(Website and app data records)
****************************************
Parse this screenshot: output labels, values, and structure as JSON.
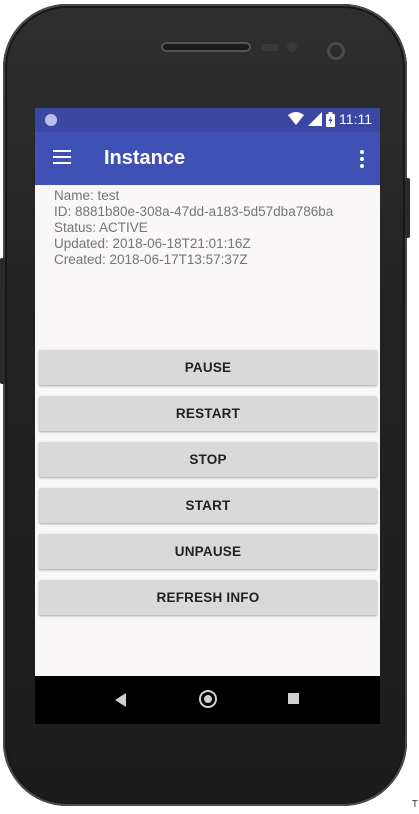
{
  "status_bar": {
    "time": "11:11",
    "icons": [
      "notification-dot-icon",
      "wifi-icon",
      "signal-icon",
      "battery-icon"
    ]
  },
  "app_bar": {
    "title": "Instance",
    "left_icon": "menu-icon",
    "right_icon": "more-vert-icon",
    "color": "#3f51b5"
  },
  "instance": {
    "name_line": "Name: test",
    "id_line": "ID: 8881b80e-308a-47dd-a183-5d57dba786ba",
    "status_line": "Status: ACTIVE",
    "updated_line": "Updated: 2018-06-18T21:01:16Z",
    "created_line": "Created: 2018-06-17T13:57:37Z"
  },
  "actions": {
    "pause": "PAUSE",
    "restart": "RESTART",
    "stop": "STOP",
    "start": "START",
    "unpause": "UNPAUSE",
    "refresh": "REFRESH INFO"
  },
  "nav_bar": {
    "icons": [
      "back-icon",
      "home-icon",
      "recents-icon"
    ]
  },
  "corner_text": "T"
}
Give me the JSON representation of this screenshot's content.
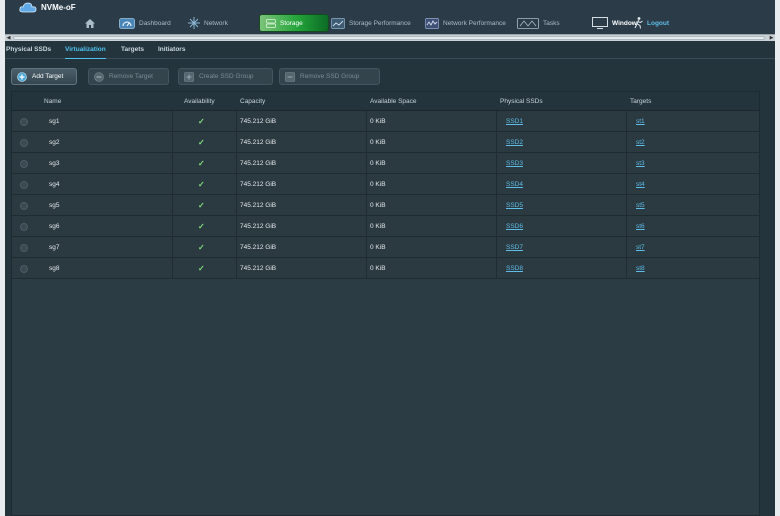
{
  "app": {
    "title": "NVMe-oF"
  },
  "nav": [
    {
      "label": "",
      "icon": "home-icon"
    },
    {
      "label": "Dashboard",
      "icon": "dashboard-icon"
    },
    {
      "label": "Network",
      "icon": "network-icon"
    },
    {
      "label": "Storage",
      "icon": "storage-icon",
      "active": true
    },
    {
      "label": "Storage Performance",
      "icon": "storage-performance-icon"
    },
    {
      "label": "Network Performance",
      "icon": "network-performance-icon"
    },
    {
      "label": "Tasks",
      "icon": "tasks-icon"
    },
    {
      "label": "Window",
      "icon": "window-icon"
    },
    {
      "label": "Logout",
      "icon": "logout-icon"
    }
  ],
  "subtabs": [
    {
      "label": "Physical SSDs"
    },
    {
      "label": "Virtualization",
      "active": true
    },
    {
      "label": "Targets"
    },
    {
      "label": "Initiators"
    }
  ],
  "toolbar": {
    "add_target": "Add Target",
    "remove_target": "Remove Target",
    "create_ssd_group": "Create SSD Group",
    "remove_ssd_group": "Remove SSD Group"
  },
  "table": {
    "headers": {
      "name": "Name",
      "availability": "Availability",
      "capacity": "Capacity",
      "available_space": "Available Space",
      "physical_ssds": "Physical SSDs",
      "targets": "Targets"
    },
    "rows": [
      {
        "name": "sg1",
        "availability": "✓",
        "capacity": "745.212 GiB",
        "available_space": "0 KiB",
        "physical_ssds": "SSD1",
        "targets": "st1"
      },
      {
        "name": "sg2",
        "availability": "✓",
        "capacity": "745.212 GiB",
        "available_space": "0 KiB",
        "physical_ssds": "SSD2",
        "targets": "st2"
      },
      {
        "name": "sg3",
        "availability": "✓",
        "capacity": "745.212 GiB",
        "available_space": "0 KiB",
        "physical_ssds": "SSD3",
        "targets": "st3"
      },
      {
        "name": "sg4",
        "availability": "✓",
        "capacity": "745.212 GiB",
        "available_space": "0 KiB",
        "physical_ssds": "SSD4",
        "targets": "st4"
      },
      {
        "name": "sg5",
        "availability": "✓",
        "capacity": "745.212 GiB",
        "available_space": "0 KiB",
        "physical_ssds": "SSD5",
        "targets": "st5"
      },
      {
        "name": "sg6",
        "availability": "✓",
        "capacity": "745.212 GiB",
        "available_space": "0 KiB",
        "physical_ssds": "SSD6",
        "targets": "st6"
      },
      {
        "name": "sg7",
        "availability": "✓",
        "capacity": "745.212 GiB",
        "available_space": "0 KiB",
        "physical_ssds": "SSD7",
        "targets": "st7"
      },
      {
        "name": "sg8",
        "availability": "✓",
        "capacity": "745.212 GiB",
        "available_space": "0 KiB",
        "physical_ssds": "SSD8",
        "targets": "st8"
      }
    ]
  },
  "colors": {
    "accent": "#4ec3f0",
    "active_nav": "#23a43a",
    "background": "#24343c",
    "check": "#7ee07a"
  }
}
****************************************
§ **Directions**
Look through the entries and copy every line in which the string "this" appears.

§ **Response area**
Parse this screenshot: output labels, values, and structure as JSON.
Give me the JSON representation of this screenshot's content.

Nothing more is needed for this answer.